▶ **EXERCISE DESCRIPTION**
Report every line from the following entries that contains the string "true".

▶ **INPUT DATA**
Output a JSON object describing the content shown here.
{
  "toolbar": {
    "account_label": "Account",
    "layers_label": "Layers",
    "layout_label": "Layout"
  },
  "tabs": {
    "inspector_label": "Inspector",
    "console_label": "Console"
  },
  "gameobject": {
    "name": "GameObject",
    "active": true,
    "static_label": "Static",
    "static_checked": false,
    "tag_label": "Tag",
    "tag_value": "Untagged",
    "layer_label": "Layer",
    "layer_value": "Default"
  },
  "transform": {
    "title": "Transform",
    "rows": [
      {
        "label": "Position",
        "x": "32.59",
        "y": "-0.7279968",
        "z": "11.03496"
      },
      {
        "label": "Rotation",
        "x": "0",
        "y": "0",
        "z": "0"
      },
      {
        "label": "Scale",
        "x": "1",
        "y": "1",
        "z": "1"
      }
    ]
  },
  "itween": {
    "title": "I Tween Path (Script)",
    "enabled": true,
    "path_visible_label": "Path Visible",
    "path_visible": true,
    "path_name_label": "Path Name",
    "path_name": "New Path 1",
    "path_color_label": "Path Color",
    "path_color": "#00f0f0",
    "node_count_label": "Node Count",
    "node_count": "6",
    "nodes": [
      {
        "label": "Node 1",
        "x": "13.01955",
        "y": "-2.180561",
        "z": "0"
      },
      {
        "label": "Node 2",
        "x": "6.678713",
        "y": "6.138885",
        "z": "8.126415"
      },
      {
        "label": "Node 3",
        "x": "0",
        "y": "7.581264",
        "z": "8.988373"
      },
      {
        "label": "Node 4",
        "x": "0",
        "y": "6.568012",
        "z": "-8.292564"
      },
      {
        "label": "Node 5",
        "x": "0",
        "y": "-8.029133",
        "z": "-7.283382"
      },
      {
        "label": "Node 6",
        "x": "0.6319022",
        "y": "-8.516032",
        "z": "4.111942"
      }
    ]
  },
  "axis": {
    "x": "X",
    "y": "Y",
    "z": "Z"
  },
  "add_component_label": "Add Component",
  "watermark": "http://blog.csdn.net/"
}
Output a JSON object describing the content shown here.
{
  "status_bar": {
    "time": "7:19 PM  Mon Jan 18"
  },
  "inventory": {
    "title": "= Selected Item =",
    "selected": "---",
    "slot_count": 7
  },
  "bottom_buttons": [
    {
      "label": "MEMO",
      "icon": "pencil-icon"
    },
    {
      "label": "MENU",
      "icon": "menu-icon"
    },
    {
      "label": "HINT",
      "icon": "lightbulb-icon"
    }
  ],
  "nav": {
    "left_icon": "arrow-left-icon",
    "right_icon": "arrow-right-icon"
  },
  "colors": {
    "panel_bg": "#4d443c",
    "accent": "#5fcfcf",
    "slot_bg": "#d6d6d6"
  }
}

▶ **YOUR SOLUTION**
    "active": true,
    "enabled": true,
    "path_visible": true,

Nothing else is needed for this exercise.